Thousands gathered in downtown Toronto on Saturday to take in the sea of colours and the rhythmic beats that make up the city's annual Caribana parade.
The sun was beaming throughout the day as Torontonians and tourists from all over the world attended one of the city's most popular outdoor parties.
The festivities kicked off early Saturday afternoon with a ribbon-cutting ceremony featuring Peter Kent, minister of state of foreign affairs and federal NDP leader Jack Layton.
But it was the intricate and grandiose constumes that caught everybody's attention.
Some costumes needed the help of wheels to move along the parade route as they reached about five metres in height. Skimpy costumes ordained with beads and feather headdresses were also popular among the 15,000 participants who shimmied their way down the parade route on Lake Shore Boulevard..
Layton and his wife, MP Olivia Chow, got into the spirit and dressed in multicolour outfits dancing along to the thumping Soca music.

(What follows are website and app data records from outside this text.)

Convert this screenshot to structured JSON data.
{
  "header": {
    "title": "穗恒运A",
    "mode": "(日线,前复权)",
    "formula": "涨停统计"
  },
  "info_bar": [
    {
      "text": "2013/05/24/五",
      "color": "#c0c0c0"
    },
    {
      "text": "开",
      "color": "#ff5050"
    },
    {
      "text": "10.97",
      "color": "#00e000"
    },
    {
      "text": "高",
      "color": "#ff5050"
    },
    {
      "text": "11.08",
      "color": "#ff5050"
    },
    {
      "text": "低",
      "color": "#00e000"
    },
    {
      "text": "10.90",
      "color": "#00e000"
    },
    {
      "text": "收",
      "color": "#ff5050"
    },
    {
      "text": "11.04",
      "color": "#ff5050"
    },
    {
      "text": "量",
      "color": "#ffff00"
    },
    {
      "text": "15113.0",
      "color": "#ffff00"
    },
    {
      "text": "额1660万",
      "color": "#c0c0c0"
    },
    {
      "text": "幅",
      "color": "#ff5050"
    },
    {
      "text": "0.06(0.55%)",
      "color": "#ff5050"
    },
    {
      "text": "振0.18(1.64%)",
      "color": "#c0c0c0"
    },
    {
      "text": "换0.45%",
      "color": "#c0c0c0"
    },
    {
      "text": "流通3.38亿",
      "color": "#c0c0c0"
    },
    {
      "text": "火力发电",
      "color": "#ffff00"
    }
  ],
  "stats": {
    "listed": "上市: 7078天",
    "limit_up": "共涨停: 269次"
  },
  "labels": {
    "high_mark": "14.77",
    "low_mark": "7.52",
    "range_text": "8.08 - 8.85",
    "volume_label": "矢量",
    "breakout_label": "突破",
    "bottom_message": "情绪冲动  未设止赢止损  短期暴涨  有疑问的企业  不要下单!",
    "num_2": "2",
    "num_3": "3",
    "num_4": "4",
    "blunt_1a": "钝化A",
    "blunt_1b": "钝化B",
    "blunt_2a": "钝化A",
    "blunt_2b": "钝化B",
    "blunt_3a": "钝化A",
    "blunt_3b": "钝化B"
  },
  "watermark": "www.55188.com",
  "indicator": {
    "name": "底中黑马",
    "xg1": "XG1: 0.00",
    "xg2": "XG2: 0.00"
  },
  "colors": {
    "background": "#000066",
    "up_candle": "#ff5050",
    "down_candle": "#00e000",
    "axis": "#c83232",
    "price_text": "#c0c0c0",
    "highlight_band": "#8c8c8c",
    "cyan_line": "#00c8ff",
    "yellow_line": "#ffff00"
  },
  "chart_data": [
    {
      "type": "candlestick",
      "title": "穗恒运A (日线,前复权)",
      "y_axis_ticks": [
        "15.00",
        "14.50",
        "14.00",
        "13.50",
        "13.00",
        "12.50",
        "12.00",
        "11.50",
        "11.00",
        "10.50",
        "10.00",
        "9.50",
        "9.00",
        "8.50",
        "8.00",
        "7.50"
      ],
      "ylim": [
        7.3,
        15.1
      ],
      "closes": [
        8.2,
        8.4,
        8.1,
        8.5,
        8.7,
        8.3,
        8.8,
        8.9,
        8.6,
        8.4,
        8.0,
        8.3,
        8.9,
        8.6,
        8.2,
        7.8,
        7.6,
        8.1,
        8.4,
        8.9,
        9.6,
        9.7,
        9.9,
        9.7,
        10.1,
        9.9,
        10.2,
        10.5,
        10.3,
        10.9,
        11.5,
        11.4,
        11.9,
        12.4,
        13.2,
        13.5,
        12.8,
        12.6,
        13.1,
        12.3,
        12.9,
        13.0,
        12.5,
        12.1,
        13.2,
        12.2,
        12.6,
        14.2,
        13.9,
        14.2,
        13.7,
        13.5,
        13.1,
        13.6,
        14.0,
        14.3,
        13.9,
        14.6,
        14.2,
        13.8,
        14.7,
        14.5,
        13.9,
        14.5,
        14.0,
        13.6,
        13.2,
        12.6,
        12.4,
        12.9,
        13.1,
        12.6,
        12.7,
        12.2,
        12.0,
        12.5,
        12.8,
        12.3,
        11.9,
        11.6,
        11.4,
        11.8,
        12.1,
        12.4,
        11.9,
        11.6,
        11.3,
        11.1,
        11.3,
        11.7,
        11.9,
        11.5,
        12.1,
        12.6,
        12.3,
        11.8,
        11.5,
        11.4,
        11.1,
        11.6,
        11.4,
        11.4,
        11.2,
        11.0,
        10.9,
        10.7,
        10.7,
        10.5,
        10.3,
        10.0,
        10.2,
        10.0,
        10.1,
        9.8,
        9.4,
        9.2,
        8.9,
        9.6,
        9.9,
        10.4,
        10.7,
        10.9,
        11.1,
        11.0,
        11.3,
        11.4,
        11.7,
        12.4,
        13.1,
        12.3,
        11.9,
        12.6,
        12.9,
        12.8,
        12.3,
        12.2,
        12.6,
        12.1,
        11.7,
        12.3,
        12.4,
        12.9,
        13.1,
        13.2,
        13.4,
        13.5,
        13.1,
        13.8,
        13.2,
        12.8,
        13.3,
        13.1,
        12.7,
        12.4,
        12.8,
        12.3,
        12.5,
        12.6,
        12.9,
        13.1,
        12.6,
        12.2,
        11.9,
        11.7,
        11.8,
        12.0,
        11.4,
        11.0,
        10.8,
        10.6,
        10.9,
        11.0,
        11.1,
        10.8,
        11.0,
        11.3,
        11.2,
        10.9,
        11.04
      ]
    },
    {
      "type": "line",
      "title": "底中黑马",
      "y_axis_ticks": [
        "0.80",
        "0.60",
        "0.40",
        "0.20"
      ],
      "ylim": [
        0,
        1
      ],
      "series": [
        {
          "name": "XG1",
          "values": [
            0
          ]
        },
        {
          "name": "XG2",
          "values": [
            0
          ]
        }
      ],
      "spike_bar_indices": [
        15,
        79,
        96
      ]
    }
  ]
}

However, some revellers said they angry about the latest addition to the parade -- a seven-foot high fence that blocked in observers at the side of the road. In some sections the fence measured 12-feet high.
"It's like we're in jail," said one unhappy guest.
Several people were seen trying to climb on top of chairs to get a better view.
One woman who said it was her first time at the parade said she was disappointed because she wasn't able to take good pictures because of the fence.
"If they keep doing this I don't think they're going to get much people coming ever year," she said.
At one point, spectators managed to unlink a section of the fence and hundreds began pouring into the parade route until police managed to get the crowd back under control.
Caribana, a week-long celebration feting Caribbean culture, attracts visitors from all over the U.S. as well as the Caribbean islands. The parade typically brings in about one million people to the city, giving a significant boost to the Toronto's economy.
"They come here for a long period of time and spend money on bars, supplies, costumes...it's a lot more than just paying for a hotel room," said Caribana organizer Stephen Weir about the event's financial contribution to the city.
Toronto Tourism has made promoting Caribana a priority this year, spending $417,000 to market the event in the U.S.
The festival has had some dark moments over the years. In 2003, Terrence R. Ali was beaten to death hours after attending the parade.
His mother Moonie Ali participated in the Caribana parade this year by riding in a Crime Stoppers car, taking advantage of the opportunity to raise awareness for the victims of violence.